Items from a dataset:

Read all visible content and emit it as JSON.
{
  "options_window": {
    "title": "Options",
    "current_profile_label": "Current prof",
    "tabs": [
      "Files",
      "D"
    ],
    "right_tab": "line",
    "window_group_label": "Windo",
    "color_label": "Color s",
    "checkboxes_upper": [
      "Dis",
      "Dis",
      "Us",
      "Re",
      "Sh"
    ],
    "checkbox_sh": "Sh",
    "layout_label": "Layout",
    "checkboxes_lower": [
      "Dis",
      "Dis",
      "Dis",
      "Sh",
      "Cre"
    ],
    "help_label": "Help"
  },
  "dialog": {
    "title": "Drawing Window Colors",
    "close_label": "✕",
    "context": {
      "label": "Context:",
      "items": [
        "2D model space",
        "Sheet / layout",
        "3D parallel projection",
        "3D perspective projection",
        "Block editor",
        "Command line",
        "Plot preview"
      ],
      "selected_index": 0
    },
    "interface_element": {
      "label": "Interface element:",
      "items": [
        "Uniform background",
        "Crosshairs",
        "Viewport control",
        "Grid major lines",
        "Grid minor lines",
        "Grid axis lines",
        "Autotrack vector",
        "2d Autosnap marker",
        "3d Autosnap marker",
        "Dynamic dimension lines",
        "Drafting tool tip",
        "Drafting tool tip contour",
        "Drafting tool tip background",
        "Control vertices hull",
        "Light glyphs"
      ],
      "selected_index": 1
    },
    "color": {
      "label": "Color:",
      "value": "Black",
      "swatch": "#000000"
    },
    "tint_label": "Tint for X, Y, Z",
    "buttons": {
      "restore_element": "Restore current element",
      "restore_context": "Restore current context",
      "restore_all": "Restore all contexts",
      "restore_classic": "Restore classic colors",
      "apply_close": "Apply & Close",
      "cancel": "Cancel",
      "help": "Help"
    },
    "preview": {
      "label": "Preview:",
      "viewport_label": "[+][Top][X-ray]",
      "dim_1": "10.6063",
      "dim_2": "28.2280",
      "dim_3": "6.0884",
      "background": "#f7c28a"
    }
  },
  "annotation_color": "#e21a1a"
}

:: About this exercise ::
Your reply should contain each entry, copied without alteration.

:: Written response ::
Read all visible content and emit it as JSON.
{
  "options_window": {
    "title": "Options",
    "current_profile_label": "Current prof",
    "tabs": [
      "Files",
      "D"
    ],
    "right_tab": "line",
    "window_group_label": "Windo",
    "color_label": "Color s",
    "checkboxes_upper": [
      "Dis",
      "Dis",
      "Us",
      "Re",
      "Sh"
    ],
    "checkbox_sh": "Sh",
    "layout_label": "Layout",
    "checkboxes_lower": [
      "Dis",
      "Dis",
      "Dis",
      "Sh",
      "Cre"
    ],
    "help_label": "Help"
  },
  "dialog": {
    "title": "Drawing Window Colors",
    "close_label": "✕",
    "context": {
      "label": "Context:",
      "items": [
        "2D model space",
        "Sheet / layout",
        "3D parallel projection",
        "3D perspective projection",
        "Block editor",
        "Command line",
        "Plot preview"
      ],
      "selected_index": 0
    },
    "interface_element": {
      "label": "Interface element:",
      "items": [
        "Uniform background",
        "Crosshairs",
        "Viewport control",
        "Grid major lines",
        "Grid minor lines",
        "Grid axis lines",
        "Autotrack vector",
        "2d Autosnap marker",
        "3d Autosnap marker",
        "Dynamic dimension lines",
        "Drafting tool tip",
        "Drafting tool tip contour",
        "Drafting tool tip background",
        "Control vertices hull",
        "Light glyphs"
      ],
      "selected_index": 1
    },
    "color": {
      "label": "Color:",
      "value": "Black",
      "swatch": "#000000"
    },
    "tint_label": "Tint for X, Y, Z",
    "buttons": {
      "restore_element": "Restore current element",
      "restore_context": "Restore current context",
      "restore_all": "Restore all contexts",
      "restore_classic": "Restore classic colors",
      "apply_close": "Apply & Close",
      "cancel": "Cancel",
      "help": "Help"
    },
    "preview": {
      "label": "Preview:",
      "viewport_label": "[+][Top][X-ray]",
      "dim_1": "10.6063",
      "dim_2": "28.2280",
      "dim_3": "6.0884",
      "background": "#f7c28a"
    }
  },
  "annotation_color": "#e21a1a"
}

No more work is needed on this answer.